____ Provided data
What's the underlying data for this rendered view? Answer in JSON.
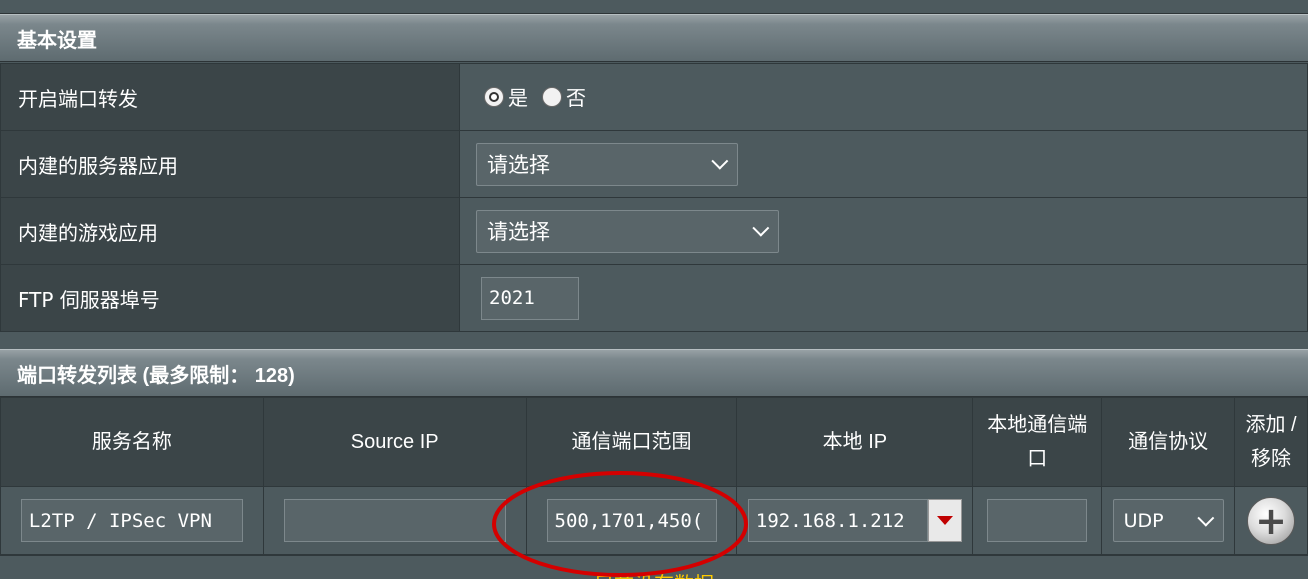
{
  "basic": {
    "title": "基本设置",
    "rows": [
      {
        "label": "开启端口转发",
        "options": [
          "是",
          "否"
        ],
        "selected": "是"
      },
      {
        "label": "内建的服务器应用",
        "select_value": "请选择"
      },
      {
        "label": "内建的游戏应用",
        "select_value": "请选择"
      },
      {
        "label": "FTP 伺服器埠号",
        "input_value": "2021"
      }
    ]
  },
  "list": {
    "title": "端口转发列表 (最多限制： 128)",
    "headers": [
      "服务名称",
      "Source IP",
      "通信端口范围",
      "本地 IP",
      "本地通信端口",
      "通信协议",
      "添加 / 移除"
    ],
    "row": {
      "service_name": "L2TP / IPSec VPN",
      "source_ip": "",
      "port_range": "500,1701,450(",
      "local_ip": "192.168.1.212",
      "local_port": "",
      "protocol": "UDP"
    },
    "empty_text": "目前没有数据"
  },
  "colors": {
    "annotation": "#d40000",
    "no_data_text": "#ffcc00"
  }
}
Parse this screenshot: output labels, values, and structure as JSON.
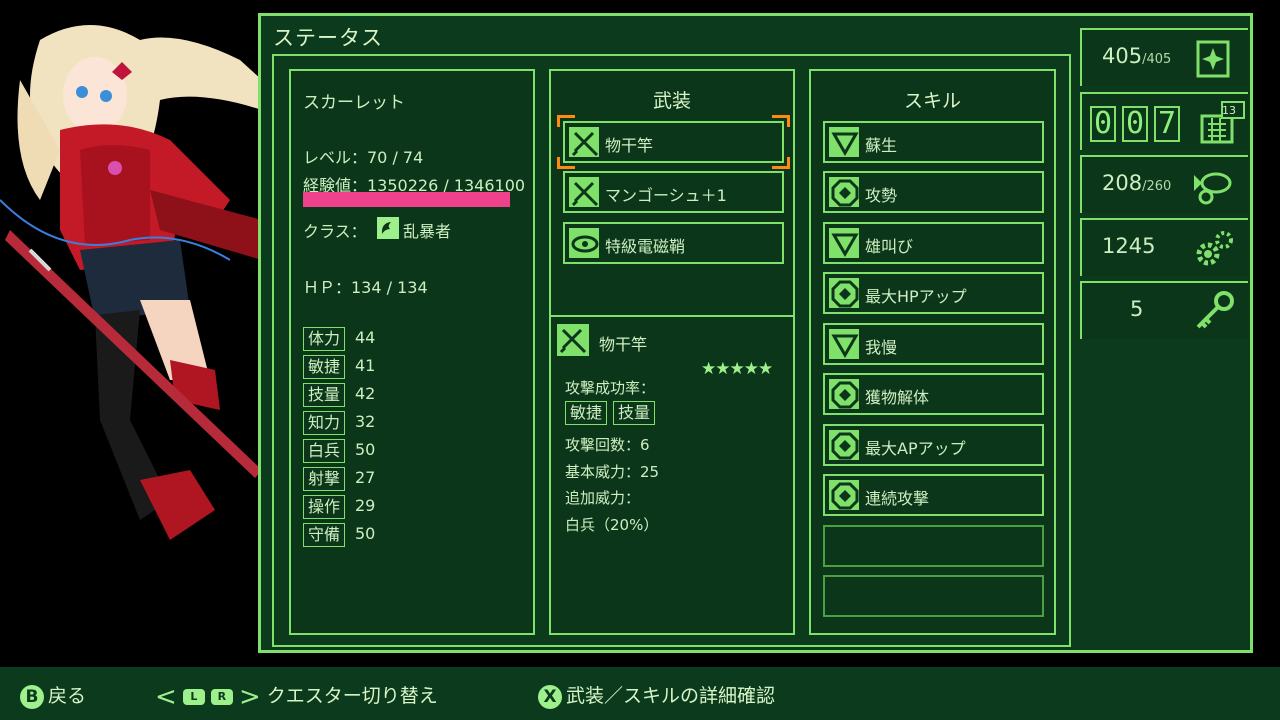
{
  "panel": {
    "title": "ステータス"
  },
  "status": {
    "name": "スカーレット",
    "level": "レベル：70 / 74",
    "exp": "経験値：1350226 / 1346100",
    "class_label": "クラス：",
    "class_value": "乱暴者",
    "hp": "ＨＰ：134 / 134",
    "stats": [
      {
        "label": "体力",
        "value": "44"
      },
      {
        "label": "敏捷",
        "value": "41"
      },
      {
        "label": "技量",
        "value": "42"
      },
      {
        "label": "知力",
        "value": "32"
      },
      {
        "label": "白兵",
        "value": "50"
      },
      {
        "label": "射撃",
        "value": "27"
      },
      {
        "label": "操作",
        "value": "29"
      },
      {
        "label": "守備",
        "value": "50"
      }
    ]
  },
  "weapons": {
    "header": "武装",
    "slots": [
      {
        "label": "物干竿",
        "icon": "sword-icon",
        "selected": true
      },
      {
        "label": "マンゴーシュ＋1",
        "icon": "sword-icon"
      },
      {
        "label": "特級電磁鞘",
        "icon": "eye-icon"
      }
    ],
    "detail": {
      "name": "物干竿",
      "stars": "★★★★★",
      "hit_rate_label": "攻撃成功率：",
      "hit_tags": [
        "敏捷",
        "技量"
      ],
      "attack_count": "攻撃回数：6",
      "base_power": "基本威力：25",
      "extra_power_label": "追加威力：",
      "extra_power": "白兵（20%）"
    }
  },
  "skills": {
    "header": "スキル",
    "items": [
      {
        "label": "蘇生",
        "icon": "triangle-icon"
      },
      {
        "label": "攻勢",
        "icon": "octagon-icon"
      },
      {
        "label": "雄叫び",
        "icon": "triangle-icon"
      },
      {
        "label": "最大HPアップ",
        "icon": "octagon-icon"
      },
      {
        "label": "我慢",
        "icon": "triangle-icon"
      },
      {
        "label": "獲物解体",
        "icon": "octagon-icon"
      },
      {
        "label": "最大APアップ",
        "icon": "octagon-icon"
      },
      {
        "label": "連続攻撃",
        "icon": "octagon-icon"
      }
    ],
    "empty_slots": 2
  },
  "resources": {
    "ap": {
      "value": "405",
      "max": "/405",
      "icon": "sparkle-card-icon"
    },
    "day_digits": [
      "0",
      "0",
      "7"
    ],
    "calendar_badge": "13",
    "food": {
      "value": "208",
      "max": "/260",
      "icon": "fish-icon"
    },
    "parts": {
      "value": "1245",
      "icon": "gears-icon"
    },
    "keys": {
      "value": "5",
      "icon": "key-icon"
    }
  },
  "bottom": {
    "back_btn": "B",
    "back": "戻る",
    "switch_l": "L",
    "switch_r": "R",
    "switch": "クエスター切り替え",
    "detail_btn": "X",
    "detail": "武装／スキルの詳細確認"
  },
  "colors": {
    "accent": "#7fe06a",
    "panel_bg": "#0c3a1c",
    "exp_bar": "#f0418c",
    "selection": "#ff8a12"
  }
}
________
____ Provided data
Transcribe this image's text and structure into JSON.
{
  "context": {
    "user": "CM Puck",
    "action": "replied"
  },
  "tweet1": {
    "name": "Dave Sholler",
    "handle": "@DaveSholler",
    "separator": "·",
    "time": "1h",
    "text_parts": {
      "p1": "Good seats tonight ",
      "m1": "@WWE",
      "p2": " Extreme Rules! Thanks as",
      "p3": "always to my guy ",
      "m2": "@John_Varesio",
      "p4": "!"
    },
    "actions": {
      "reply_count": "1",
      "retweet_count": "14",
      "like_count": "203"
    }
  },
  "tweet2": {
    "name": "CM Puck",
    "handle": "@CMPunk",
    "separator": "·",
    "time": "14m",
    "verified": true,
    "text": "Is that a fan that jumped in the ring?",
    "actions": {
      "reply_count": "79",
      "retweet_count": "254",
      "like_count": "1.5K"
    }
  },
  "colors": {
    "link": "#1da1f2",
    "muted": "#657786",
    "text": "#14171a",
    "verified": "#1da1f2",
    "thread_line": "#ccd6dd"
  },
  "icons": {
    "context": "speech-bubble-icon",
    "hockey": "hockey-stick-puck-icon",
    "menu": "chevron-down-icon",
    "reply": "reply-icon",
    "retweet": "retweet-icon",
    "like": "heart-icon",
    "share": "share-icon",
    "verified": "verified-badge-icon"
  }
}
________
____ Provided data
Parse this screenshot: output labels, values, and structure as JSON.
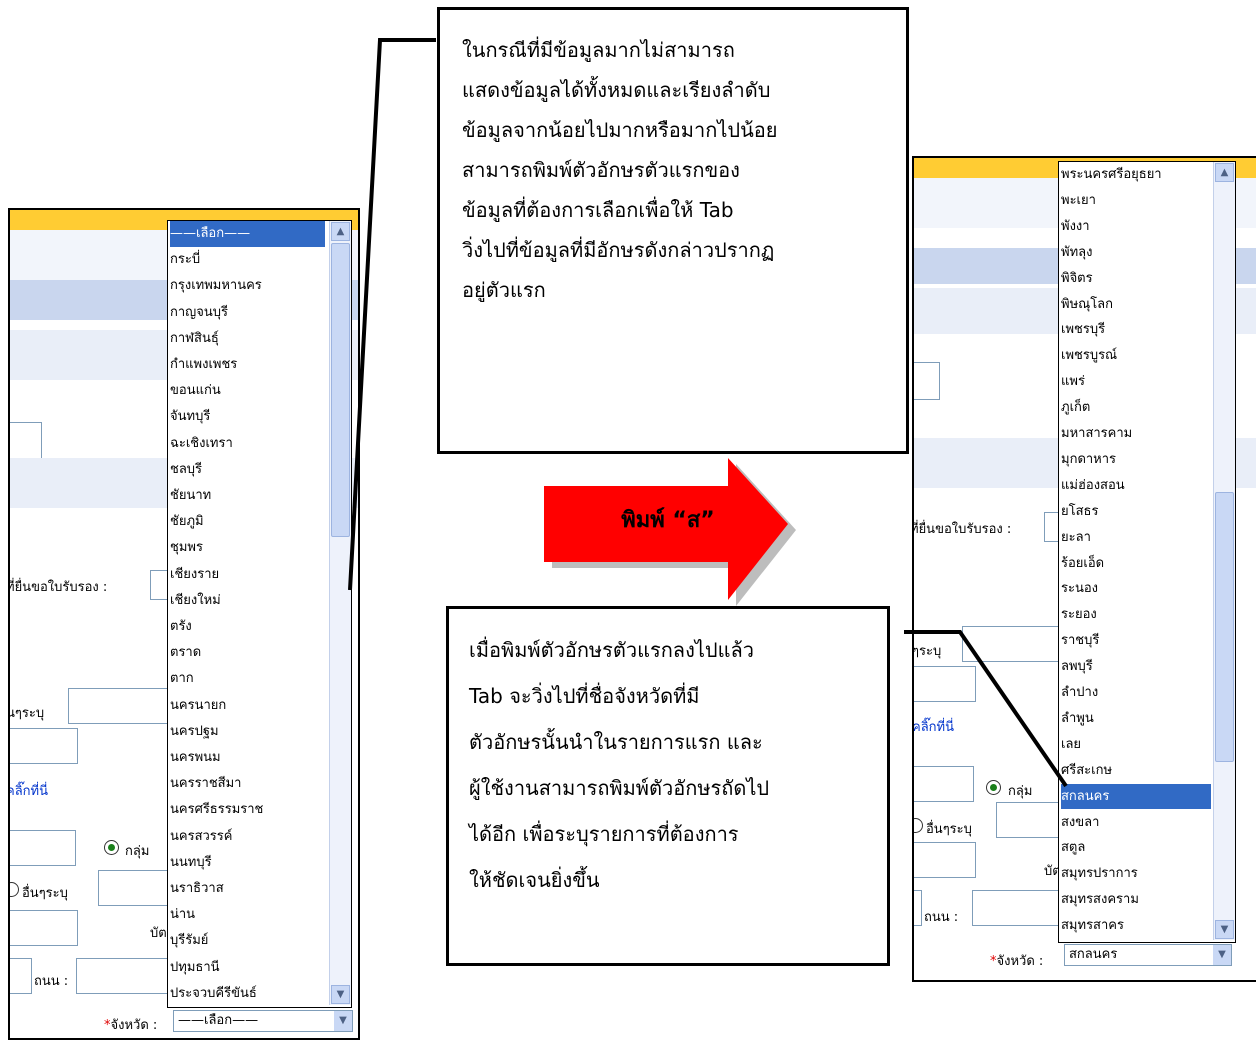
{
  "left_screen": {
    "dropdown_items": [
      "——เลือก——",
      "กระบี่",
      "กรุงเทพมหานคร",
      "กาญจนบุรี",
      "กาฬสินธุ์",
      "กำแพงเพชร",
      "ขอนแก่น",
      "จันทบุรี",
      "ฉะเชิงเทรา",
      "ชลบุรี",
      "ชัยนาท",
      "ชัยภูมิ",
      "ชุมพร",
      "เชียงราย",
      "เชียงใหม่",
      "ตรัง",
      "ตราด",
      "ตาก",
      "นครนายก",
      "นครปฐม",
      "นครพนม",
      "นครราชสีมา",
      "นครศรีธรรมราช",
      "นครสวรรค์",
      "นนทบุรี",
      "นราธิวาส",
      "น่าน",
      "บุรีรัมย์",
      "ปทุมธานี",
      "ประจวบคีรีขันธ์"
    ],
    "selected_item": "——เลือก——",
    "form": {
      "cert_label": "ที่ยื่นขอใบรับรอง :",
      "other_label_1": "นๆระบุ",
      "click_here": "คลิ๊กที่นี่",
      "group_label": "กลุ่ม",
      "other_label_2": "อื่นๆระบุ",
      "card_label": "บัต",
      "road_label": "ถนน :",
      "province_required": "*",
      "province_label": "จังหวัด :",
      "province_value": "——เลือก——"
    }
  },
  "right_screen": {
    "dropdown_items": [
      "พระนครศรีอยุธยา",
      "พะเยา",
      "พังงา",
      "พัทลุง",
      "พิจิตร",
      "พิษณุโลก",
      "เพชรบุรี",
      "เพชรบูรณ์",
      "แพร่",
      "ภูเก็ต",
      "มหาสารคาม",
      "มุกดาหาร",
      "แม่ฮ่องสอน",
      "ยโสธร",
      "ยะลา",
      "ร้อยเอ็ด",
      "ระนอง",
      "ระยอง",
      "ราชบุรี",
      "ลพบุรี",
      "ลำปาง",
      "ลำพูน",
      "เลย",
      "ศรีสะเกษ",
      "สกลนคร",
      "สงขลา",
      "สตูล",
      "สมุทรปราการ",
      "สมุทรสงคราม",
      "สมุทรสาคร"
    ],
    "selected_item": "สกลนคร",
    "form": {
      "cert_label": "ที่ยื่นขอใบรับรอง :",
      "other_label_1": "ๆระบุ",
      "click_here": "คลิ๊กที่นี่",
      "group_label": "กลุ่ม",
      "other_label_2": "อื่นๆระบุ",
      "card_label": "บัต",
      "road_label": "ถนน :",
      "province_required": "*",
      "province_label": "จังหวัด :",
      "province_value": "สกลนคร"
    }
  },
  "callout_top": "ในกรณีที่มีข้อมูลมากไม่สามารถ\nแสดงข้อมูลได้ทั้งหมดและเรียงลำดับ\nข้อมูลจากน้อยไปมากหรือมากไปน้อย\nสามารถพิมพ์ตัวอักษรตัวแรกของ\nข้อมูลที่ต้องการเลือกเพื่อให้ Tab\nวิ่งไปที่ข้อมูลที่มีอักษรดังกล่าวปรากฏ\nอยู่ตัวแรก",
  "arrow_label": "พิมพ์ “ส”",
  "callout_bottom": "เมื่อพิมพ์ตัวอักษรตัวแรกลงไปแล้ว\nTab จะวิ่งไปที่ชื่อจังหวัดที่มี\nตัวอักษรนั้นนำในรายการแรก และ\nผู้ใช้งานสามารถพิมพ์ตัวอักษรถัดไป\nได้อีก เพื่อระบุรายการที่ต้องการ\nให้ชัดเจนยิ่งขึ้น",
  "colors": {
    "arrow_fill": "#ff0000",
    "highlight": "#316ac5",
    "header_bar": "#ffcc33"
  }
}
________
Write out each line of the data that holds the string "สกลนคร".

Response to this exercise:
      "สกลนคร",
    "selected_item": "สกลนคร",
      "province_value": "สกลนคร"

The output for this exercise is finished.